Only the number is needed: how many lines in the entries below contain the string "Windows"?

┏━━

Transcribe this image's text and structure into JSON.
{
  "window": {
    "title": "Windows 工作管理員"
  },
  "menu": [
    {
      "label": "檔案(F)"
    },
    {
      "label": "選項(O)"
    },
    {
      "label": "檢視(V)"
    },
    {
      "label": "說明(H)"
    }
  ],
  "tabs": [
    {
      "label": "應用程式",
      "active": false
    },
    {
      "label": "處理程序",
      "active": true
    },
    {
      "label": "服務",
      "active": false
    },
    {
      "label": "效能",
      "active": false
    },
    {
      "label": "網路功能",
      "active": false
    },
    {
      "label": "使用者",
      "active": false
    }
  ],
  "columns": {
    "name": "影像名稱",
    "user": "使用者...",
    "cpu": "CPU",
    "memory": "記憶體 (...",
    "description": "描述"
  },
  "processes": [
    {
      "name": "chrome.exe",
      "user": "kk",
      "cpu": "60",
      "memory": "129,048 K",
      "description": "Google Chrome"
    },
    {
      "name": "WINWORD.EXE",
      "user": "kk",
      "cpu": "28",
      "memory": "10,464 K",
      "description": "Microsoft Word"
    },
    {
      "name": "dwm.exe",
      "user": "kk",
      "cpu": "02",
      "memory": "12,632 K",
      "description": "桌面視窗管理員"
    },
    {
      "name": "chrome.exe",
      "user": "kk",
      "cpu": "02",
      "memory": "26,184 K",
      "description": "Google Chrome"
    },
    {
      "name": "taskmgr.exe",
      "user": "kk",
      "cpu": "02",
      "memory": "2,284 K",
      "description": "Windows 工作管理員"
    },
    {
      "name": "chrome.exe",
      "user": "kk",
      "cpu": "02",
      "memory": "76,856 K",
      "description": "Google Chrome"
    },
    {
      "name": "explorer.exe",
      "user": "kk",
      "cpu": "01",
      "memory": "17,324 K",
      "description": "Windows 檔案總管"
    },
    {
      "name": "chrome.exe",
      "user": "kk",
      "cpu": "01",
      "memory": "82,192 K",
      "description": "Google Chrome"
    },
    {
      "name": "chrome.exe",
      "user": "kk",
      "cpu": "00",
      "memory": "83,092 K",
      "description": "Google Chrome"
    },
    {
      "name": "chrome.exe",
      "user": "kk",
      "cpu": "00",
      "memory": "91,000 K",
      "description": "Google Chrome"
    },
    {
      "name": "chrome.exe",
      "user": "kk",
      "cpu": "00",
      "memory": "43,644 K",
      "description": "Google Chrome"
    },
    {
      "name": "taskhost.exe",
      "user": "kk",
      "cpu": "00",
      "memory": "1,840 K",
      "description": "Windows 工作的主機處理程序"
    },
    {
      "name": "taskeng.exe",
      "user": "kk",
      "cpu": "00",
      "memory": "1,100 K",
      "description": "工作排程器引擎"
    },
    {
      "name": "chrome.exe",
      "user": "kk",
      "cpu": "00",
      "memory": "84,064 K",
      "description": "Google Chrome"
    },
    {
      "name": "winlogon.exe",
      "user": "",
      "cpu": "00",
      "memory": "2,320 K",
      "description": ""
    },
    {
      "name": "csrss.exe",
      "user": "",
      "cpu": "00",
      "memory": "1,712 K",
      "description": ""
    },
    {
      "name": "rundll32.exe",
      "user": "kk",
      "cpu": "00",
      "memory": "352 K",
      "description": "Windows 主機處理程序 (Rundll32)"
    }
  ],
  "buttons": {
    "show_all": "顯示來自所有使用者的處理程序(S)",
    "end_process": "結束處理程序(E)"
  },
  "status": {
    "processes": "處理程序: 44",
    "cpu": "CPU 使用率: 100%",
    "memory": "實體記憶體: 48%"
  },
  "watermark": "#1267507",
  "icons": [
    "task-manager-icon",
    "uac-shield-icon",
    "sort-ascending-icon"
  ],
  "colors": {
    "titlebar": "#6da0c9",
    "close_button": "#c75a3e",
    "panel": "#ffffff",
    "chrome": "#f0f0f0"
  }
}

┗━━

▶ OUTPUT FOR THIS TASK:
5